Mabey’s entire project could be summarised as a movement along a single axis between culture – land practice or literature, science, the visual arts, sculpture, whatever – and nature. It is metaphorically and actually rooted in a soil of real, living things. Almost every one of the books involves movement between those two poles. In Macfarlane’s work and in so many of the new books, nature and culture have been replaced by landscape and literature. It may seem a relatively small shift in emphasis but one cannot help pondering its significance.

He also considers William Atkins’ The Moor:

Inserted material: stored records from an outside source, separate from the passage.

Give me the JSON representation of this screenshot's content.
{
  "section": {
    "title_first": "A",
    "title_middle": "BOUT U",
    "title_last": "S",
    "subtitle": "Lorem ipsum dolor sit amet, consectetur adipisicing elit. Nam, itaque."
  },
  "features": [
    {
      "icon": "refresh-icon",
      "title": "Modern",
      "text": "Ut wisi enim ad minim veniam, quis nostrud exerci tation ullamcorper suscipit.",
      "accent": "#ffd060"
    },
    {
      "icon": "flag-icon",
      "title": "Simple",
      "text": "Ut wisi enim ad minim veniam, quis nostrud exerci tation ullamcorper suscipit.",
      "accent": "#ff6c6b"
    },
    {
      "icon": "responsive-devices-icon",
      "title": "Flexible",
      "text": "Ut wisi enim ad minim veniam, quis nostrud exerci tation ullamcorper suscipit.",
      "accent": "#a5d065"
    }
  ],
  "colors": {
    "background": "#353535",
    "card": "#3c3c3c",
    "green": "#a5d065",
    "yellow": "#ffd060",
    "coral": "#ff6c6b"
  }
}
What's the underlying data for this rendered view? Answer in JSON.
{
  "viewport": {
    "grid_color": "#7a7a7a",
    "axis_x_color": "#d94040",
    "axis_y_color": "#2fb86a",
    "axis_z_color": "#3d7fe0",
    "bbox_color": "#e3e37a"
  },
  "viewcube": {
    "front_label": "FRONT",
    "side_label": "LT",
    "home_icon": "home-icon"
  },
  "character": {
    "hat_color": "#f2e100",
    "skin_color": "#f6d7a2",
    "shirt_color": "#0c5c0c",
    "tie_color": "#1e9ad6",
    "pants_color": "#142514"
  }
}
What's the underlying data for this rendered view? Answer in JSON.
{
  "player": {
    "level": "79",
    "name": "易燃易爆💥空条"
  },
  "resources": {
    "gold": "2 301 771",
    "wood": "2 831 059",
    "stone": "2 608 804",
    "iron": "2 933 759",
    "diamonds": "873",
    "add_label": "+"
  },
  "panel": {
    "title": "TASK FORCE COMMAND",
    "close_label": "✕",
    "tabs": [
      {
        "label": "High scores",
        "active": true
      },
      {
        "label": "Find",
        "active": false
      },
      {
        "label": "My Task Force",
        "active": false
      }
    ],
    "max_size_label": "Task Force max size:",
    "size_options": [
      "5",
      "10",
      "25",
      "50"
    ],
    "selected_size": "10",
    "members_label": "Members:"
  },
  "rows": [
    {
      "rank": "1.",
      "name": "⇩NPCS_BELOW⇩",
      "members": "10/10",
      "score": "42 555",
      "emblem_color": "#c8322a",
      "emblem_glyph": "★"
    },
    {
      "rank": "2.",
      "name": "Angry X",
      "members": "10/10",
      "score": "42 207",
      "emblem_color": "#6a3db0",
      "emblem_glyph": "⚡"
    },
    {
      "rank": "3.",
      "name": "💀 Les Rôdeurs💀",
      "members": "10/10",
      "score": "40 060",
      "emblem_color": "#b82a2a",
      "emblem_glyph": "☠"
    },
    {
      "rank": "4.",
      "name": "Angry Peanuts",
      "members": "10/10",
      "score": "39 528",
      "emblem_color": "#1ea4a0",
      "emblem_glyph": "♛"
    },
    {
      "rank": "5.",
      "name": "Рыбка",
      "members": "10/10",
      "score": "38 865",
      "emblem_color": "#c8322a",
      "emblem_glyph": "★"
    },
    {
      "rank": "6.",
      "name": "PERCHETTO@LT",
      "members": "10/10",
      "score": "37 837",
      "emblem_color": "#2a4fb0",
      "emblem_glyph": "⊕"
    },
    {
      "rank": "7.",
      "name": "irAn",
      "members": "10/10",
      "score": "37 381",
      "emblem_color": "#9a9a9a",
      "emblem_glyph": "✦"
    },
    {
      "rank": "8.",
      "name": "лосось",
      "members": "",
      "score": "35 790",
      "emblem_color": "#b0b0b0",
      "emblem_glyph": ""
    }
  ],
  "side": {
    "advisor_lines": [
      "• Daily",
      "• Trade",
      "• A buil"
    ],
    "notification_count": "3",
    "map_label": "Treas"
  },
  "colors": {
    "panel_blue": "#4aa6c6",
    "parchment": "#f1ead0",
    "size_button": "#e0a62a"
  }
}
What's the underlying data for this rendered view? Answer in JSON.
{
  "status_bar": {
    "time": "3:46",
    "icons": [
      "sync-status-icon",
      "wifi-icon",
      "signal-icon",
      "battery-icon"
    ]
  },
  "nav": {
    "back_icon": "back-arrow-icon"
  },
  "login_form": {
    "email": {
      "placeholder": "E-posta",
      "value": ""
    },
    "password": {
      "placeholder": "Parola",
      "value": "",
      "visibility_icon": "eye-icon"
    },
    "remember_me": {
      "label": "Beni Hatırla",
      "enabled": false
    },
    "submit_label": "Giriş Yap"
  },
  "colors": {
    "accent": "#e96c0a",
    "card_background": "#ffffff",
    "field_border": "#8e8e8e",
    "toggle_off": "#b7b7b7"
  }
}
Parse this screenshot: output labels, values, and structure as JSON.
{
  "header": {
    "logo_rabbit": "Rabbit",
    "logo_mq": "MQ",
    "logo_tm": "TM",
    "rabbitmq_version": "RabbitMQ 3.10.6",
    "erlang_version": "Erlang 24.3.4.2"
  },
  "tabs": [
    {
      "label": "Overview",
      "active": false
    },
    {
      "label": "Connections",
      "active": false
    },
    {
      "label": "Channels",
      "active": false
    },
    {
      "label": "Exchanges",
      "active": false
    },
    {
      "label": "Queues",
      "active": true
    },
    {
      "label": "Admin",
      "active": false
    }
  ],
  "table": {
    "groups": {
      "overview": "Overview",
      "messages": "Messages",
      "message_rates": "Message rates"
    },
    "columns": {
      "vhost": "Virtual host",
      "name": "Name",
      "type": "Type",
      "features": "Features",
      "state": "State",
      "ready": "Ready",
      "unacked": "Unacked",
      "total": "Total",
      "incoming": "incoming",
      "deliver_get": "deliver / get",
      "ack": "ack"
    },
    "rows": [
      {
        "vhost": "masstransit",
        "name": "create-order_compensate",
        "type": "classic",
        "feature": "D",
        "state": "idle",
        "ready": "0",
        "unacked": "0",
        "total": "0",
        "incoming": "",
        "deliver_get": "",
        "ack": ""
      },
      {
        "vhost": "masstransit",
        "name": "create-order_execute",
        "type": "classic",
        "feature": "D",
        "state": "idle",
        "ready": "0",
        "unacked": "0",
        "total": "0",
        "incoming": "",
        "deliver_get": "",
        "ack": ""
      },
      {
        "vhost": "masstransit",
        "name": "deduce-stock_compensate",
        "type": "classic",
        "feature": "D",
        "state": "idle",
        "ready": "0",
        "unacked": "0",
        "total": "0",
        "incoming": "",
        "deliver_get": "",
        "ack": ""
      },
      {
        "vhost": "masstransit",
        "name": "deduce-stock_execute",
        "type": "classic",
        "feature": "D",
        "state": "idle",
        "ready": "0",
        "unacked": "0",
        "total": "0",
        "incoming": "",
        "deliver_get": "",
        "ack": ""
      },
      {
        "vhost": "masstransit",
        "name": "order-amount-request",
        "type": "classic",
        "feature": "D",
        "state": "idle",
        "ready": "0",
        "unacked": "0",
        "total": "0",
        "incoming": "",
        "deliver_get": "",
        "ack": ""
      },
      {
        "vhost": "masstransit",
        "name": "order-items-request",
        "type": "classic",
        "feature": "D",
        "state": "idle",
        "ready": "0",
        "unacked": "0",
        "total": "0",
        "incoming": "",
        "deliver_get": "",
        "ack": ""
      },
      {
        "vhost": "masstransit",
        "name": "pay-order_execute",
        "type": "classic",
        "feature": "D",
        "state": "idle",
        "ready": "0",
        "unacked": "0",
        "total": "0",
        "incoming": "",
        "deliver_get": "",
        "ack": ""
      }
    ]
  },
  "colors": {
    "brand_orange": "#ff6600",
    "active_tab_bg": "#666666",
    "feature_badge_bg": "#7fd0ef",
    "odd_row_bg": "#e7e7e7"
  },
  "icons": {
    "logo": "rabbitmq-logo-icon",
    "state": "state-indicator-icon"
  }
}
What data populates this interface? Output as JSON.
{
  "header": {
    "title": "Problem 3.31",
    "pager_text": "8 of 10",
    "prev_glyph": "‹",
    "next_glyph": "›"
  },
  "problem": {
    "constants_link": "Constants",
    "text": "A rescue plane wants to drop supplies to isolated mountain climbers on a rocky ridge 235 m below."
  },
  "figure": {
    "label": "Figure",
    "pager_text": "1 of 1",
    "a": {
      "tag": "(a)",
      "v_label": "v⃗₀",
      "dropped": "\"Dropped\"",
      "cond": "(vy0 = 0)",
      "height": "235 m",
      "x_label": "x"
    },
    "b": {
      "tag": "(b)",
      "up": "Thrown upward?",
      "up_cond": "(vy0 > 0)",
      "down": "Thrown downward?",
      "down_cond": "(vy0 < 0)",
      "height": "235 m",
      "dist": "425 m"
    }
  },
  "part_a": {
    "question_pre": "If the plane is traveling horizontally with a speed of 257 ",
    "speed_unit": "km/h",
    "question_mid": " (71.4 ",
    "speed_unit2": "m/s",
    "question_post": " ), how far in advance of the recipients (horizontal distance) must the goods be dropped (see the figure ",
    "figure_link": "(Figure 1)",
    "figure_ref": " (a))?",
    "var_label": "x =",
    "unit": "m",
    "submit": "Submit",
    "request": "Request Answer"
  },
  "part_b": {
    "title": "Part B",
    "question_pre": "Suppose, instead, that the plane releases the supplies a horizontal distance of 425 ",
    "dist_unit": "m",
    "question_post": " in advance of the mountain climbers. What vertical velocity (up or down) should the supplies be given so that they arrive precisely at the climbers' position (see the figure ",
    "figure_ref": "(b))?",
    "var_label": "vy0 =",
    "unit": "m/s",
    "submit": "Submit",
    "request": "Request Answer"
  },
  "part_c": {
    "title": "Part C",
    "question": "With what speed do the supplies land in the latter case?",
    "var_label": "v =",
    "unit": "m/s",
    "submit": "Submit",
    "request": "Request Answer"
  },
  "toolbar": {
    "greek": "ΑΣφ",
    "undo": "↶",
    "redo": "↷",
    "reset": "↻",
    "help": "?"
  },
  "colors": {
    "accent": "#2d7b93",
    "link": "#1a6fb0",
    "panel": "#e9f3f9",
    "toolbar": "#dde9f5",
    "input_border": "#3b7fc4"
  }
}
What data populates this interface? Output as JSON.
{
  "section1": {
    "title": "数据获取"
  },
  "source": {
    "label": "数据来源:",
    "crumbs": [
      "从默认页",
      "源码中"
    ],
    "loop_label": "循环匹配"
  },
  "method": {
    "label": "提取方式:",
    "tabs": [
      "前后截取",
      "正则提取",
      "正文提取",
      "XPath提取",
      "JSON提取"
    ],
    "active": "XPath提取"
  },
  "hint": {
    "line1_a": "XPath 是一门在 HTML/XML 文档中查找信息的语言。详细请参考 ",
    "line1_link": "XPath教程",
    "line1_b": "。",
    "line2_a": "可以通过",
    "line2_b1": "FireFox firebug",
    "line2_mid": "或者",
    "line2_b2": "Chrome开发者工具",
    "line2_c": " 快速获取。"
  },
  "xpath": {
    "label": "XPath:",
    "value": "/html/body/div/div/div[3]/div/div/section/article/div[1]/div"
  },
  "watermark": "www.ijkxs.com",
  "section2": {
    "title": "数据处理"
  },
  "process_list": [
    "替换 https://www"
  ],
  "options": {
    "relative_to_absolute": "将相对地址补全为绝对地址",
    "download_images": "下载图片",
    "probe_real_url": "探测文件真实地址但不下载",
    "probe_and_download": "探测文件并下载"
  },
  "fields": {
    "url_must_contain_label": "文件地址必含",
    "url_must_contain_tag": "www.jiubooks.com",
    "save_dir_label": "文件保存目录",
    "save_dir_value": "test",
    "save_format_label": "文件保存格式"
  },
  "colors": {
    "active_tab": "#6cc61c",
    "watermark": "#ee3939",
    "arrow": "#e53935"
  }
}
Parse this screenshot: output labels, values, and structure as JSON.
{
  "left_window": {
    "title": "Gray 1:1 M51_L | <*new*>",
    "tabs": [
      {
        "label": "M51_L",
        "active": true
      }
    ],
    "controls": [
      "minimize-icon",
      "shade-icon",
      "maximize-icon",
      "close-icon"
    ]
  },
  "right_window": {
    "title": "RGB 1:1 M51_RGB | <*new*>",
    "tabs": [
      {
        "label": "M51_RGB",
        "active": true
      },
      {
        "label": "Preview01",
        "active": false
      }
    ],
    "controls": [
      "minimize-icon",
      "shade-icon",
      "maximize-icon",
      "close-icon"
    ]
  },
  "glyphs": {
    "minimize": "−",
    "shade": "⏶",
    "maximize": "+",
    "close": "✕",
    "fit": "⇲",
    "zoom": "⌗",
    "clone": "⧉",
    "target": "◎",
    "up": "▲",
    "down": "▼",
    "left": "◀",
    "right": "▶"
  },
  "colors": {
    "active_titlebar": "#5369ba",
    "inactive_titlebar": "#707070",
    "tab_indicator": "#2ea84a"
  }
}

The Moor attempts to explore the cultural purpose and meaning of some of the most forsaken, yet most contested, semi-natural places in Britain. They are the gritstone uplands, dominated by heather, mosses and lichens but also now by sheep and by red grouse. This intermittent column of high ground serves as England’s vertebrae from Cornwall to Cumbria. Yet a striking anomaly about The Moor, which looks more significant in view of the recent widening gulf between north and south, is its billing as a book about British uplands, when Atkins barely crosses the English border. Yet Scotland holds twice as much grouse moorland – two million acres – as England and Wales combined.

In truth, the author is most comfortable tackling the historical and inherited psychological roles of such landscapes as described in the literary works of W H Auden, the Brontës, Ted Hughes, Sylvia Plath or Henry Williamson. There are, for instance, far more titles in the bibliography concerning the sexual politics of Hughes and Plath than there are about the environmental politics of red grouse and hen harriers.

Does that matter? It does if you consider that most moorland exists today to deliver a cash crop of grouse to a super-rich elite who think little of paying between £3,000 and £12,000 per person for a day’s shooting. Just as significant is that you and I, through our taxes, help to subsidise those little luxuries. As a consequence of management that aims to create the maximum possible grouse bag and therefore raise the most money, grouse moor owners have almost extinguished the predatory hen harrier from England and substantially reduced its potential numbers in Scotland.

The shift from writing about nature to writing “about” landscape, literature and human culture – our own “projects”- involves itself a kind of loss. Cocker ends with an Emerson quote that reminds me of Yeats’ “rag-and-bone shop of the heart” :

Does this mean that all nature books have to be filled with the grief and pain of loss? Of course not. But they have to navigate – as McCarthy endeavours to do – between joy and anxiety. Nature writers must ponder and engage with these troubling realities. Otherwise, we are just fiddling while the agrochemicals burn.

The real danger is that nature writing becomes a literature of consolation that distracts us from the truth of our fallen countryside, or – just as bad – that it becomes a space for us to talk to ourselves about ourselves, with nature relegated to the background as an attractive green wash. The project of re-enchantment might restore to us a canon of lost writings about the eeriness and mystery of our landscape. Yet, as Emerson warned in his essay “Nature”, what worth is there in words that have no real soil at their roots?